Catalysing cross-boundary collaboration in conservation for the Indian subcontinent

The Indian subcontinent is a biodiversity-rich area that is also home to over a billion people. The Himalayas, which encompass nine countries of the subcontinent, are a precious source of water for hundreds of millions from its glaciers and mountains to the seas. One of the key challenges for conserving wildlife biodiversity and in the region, especially large mammals such as tigers, leopards, elephants and rhinos, is that their distributions cross international boundaries, requiring coordination and collaboration to achieve effective conservation. 

Multidisciplinary collaboration

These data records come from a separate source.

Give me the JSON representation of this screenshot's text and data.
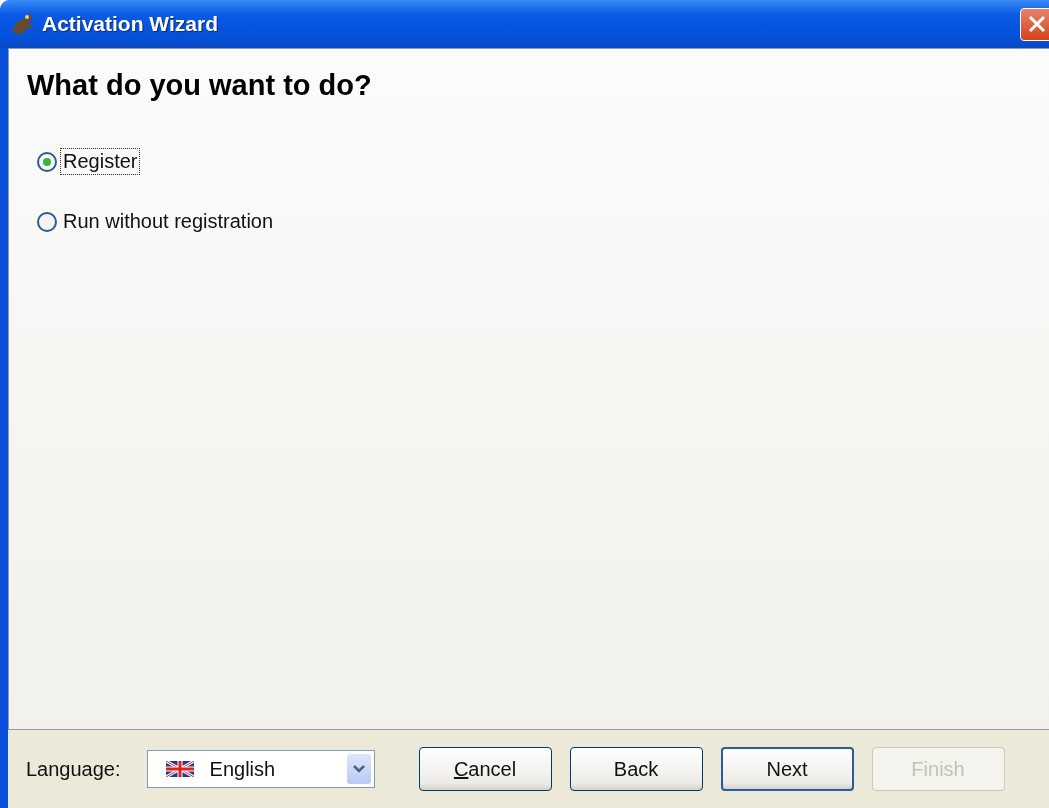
{
  "window": {
    "title": "Activation Wizard"
  },
  "heading": "What do you want to do?",
  "options": [
    {
      "label": "Register",
      "selected": true,
      "focused": true
    },
    {
      "label": "Run without registration",
      "selected": false,
      "focused": false
    }
  ],
  "footer": {
    "language_label": "Language:",
    "language": {
      "value": "English"
    },
    "buttons": [
      {
        "label": "Cancel",
        "underline_first": true,
        "disabled": false,
        "default": false
      },
      {
        "label": "Back",
        "underline_first": false,
        "disabled": false,
        "default": false
      },
      {
        "label": "Next",
        "underline_first": false,
        "disabled": false,
        "default": true
      },
      {
        "label": "Finish",
        "underline_first": false,
        "disabled": true,
        "default": false
      }
    ]
  }
}
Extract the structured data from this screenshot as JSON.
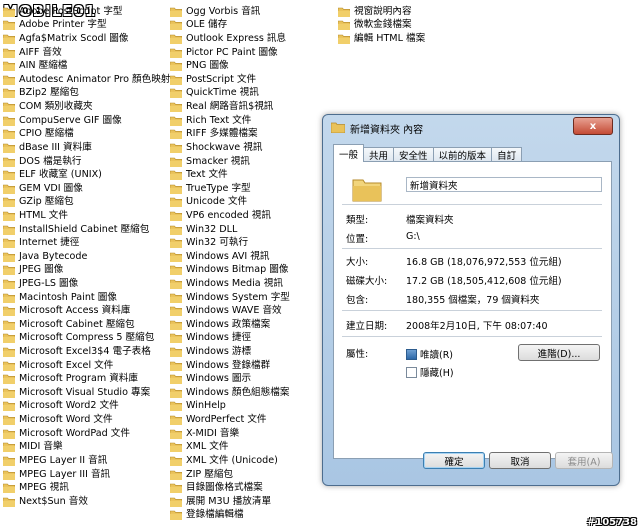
{
  "logo": "MOBILE01",
  "watermark": "#105738",
  "col1": [
    "Adobe PostScript 字型",
    "Adobe Printer 字型",
    "Agfa$Matrix Scodl 圖像",
    "AIFF 音效",
    "AIN 壓縮檔",
    "Autodesc Animator Pro 顏色映射",
    "BZip2 壓縮包",
    "COM 類別收藏夾",
    "CompuServe GIF 圖像",
    "CPIO 壓縮檔",
    "dBase III 資料庫",
    "DOS 檔是執行",
    "ELF 收藏室 (UNIX)",
    "GEM VDI 圖像",
    "GZip 壓縮包",
    "HTML 文件",
    "InstallShield Cabinet 壓縮包",
    "Internet 捷徑",
    "Java Bytecode",
    "JPEG 圖像",
    "JPEG-LS 圖像",
    "Macintosh Paint 圖像",
    "Microsoft Access 資料庫",
    "Microsoft Cabinet 壓縮包",
    "Microsoft Compress 5 壓縮包",
    "Microsoft Excel3$4 電子表格",
    "Microsoft Excel 文件",
    "Microsoft Program 資料庫",
    "Microsoft Visual Studio 專案",
    "Microsoft Word2 文件",
    "Microsoft Word 文件",
    "Microsoft WordPad 文件",
    "MIDI 音樂",
    "MPEG Layer II 音訊",
    "MPEG Layer III 音訊",
    "MPEG 視訊",
    "Next$Sun 音效"
  ],
  "col2": [
    "Ogg Vorbis 音訊",
    "OLE 儲存",
    "Outlook Express 訊息",
    "Pictor PC Paint 圖像",
    "PNG 圖像",
    "PostScript 文件",
    "QuickTime 視訊",
    "Real 網路音訊$視訊",
    "Rich Text 文件",
    "RIFF 多媒體檔案",
    "Shockwave 視訊",
    "Smacker 視訊",
    "Text 文件",
    "TrueType 字型",
    "Unicode 文件",
    "VP6 encoded 視訊",
    "Win32 DLL",
    "Win32 可執行",
    "Windows AVI 視訊",
    "Windows Bitmap 圖像",
    "Windows Media 視訊",
    "Windows System 字型",
    "Windows WAVE 音效",
    "Windows 政策檔案",
    "Windows 捷徑",
    "Windows 游標",
    "Windows 登錄檔群",
    "Windows 圖示",
    "Windows 顏色組態檔案",
    "WinHelp",
    "WordPerfect 文件",
    "X-MIDI 音樂",
    "XML 文件",
    "XML 文件 (Unicode)",
    "ZIP 壓縮包",
    "目錄圖像格式檔案",
    "展開 M3U 播放清單",
    "登錄檔編輯檔"
  ],
  "col3": [
    "視窗說明內容",
    "微軟金錢檔案",
    "編輯 HTML 檔案"
  ],
  "dialog": {
    "title": "新增資料夾 內容",
    "close": "x",
    "tabs": [
      "一般",
      "共用",
      "安全性",
      "以前的版本",
      "自訂"
    ],
    "name_value": "新增資料夾",
    "rows1": [
      {
        "label": "類型:",
        "value": "檔案資料夾"
      },
      {
        "label": "位置:",
        "value": "G:\\"
      }
    ],
    "rows2": [
      {
        "label": "大小:",
        "value": "16.8 GB (18,076,972,553 位元組)"
      },
      {
        "label": "磁碟大小:",
        "value": "17.2 GB (18,505,412,608 位元組)"
      },
      {
        "label": "包含:",
        "value": "180,355 個檔案，79 個資料夾"
      }
    ],
    "rows3": [
      {
        "label": "建立日期:",
        "value": "2008年2月10日, 下午 08:07:40"
      }
    ],
    "attr_label": "屬性:",
    "readonly_label": "唯讀(R)",
    "hidden_label": "隱藏(H)",
    "advanced_button": "進階(D)...",
    "ok_button": "確定",
    "cancel_button": "取消",
    "apply_button": "套用(A)"
  }
}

In 2019, Professor Salit Kark, CBCS Deputy Director, established a collaboration with Dr Dibesh Karmacharya, Chair and Executive Director of the Centre for Molecular Dynamics Nepal, on an international project that aims to enhance action-based conservation by addressing the impacts of changing environments on large wildlife in the Indian subcontinent. The team includes scientists, practitioners, and NGO and government representatives from Nepal, India, Bhutan, Australia, Israel and other nations of the subcontinent and beyond. The project is funded by The University of Queensland’s Global Strategy and Partnerships Seed Funding Scheme.

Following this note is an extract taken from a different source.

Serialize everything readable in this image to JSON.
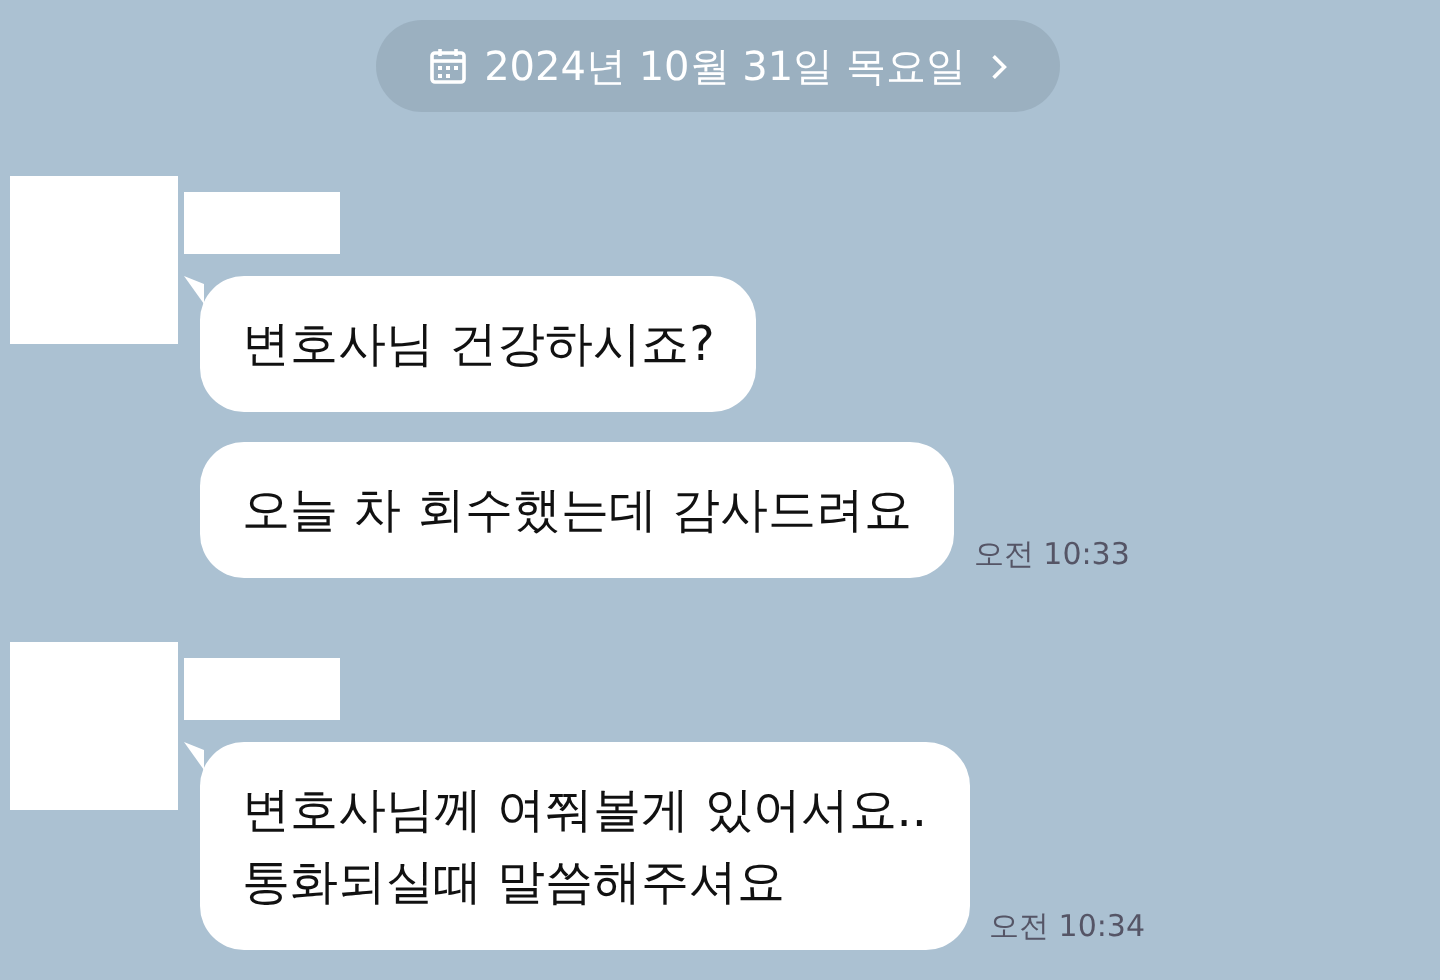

Salit and Dibesh led two successful workshops in 2019 in Kathmandu and Brisbane, where they brought together multidisciplinary international experts, including conservation scientists, economists, public health experts and spatial scientists, to discuss collaborative conservation research and actions that cross boundaries and disciplines. The workshops discussed opportunities and challenges for conservation in the Himalayas, highlighting not just biological but also sociopolitical, policy-based, and management data for conservation.

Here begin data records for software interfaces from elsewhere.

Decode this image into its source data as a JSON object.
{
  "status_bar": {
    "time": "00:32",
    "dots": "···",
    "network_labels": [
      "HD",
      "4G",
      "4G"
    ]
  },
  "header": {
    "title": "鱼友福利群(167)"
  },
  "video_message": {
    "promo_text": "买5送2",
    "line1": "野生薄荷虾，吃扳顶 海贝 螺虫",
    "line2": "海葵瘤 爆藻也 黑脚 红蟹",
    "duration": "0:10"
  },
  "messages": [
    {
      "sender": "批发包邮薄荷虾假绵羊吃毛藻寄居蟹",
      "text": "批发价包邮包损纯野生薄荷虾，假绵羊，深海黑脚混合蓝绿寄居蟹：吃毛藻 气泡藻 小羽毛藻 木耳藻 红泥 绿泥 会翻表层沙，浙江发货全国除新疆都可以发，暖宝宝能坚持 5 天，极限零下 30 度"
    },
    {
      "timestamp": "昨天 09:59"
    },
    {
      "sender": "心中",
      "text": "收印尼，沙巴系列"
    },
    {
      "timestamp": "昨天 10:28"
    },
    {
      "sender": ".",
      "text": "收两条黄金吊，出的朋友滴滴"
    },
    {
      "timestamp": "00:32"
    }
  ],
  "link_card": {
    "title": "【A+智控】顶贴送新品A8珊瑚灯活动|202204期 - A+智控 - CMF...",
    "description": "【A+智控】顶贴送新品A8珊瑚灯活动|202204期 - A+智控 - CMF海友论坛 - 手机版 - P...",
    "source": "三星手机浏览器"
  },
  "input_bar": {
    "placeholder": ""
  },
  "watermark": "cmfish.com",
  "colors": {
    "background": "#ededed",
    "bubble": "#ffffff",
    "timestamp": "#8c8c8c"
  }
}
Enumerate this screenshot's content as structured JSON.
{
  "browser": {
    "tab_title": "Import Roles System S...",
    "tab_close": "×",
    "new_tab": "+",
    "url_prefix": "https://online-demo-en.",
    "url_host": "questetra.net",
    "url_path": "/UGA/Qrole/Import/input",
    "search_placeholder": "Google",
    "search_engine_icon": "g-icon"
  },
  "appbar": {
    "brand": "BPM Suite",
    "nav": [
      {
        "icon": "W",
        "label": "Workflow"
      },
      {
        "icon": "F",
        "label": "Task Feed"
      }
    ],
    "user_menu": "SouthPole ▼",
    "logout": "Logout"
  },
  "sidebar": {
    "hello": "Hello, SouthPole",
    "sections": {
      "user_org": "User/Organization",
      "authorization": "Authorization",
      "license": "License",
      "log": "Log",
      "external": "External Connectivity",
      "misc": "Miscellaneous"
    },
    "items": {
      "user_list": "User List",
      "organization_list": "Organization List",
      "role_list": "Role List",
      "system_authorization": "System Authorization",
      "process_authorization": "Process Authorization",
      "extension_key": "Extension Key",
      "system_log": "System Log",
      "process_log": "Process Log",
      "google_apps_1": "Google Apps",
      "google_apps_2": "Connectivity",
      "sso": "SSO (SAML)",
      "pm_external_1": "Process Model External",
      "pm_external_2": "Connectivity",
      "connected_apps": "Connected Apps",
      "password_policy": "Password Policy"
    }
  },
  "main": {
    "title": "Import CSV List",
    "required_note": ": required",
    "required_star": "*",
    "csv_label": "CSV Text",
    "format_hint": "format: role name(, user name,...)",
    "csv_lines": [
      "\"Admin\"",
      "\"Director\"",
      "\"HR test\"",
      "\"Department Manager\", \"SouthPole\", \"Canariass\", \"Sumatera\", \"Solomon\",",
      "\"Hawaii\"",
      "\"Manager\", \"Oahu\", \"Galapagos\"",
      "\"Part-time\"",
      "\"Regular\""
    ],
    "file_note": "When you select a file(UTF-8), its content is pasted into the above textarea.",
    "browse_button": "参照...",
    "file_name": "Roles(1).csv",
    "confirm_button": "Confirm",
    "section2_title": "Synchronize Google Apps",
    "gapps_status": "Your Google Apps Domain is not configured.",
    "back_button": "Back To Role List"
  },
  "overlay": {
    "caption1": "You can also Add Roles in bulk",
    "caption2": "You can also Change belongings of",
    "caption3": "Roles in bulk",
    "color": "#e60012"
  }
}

Key opportunities relating conservation to public health, climate change and trans-boundary issues were discussed. The collaborative projects enhance the use of innovative technologies and big data for conservation, discussing how to foster educational and academic prospects for conservation efforts with students and fellows from around the world.

Conservation across boundaries

Key outcomes of this continuing work will include collaborative work between Nepal, India and Australia to bring together academia, NGOs and industry to provide novel approaches to biodiversity conservation across boundaries in the populous and growing regions of the subcontinent.

The project is advancing several joint outcomes with mutual benefits to the partners:

  • Enhanced conservation and research collaboration
  • Exchange of researchers and other experts
  • Training and mentoring of students and early career fellows and researchers
  • Joint publication of scientific papers
  • Future conferences and workshops
  • Technical and information exchange
  • Joint programs in rural areas and villages of the subcontinent
  • Collaboration in conservation across international boundaries in the Himalayas (e.g., India, Nepal, Bhutan, China, Pakistan, Bangladesh)
  • Further avenues for collaborative funding and student exchange between India, Nepal, Australia and other countries
  • A consortium to produce newsletters and magazines
  • Hosting Masters and PhD students and ECRs in India, Nepal and Australia.

Leadership and members of the project also collaborated with the UQ Idea Hub and presented at the joint launch event of UQ’s Social Entrepreneurship program as part of the UQ Ventures program, whereby UQ students will visit colleagues in Nepal and be hosted by Dibesh, a social entrepreneur who delivers technological, environmental, conservation and healthcare platforms in less economically developed countries. 

Photo: The photograph above shows CBCS Deputy Director Salit Kark (centre) with students, fellows and multidisciplinary expert attendees at an international workshop in Kathmandu in April 2019 funded by the UQ Global Strategy and Partnerships Seed Funding Scheme. The workshop discussed opportunities and challenges for conservation in the Himalayas, highlighting biological, ecological and also sociopolitical, policy-based, and management data for conservation, providing an outstanding educational and academic experience for student participants. This collaboration contributed to the launch event of UQ’s first Social Entrepreneurship program with the UQ Idea hub and UQ Ventures program in August 2019.

Project members

Professor Salit Kark

School of the Environment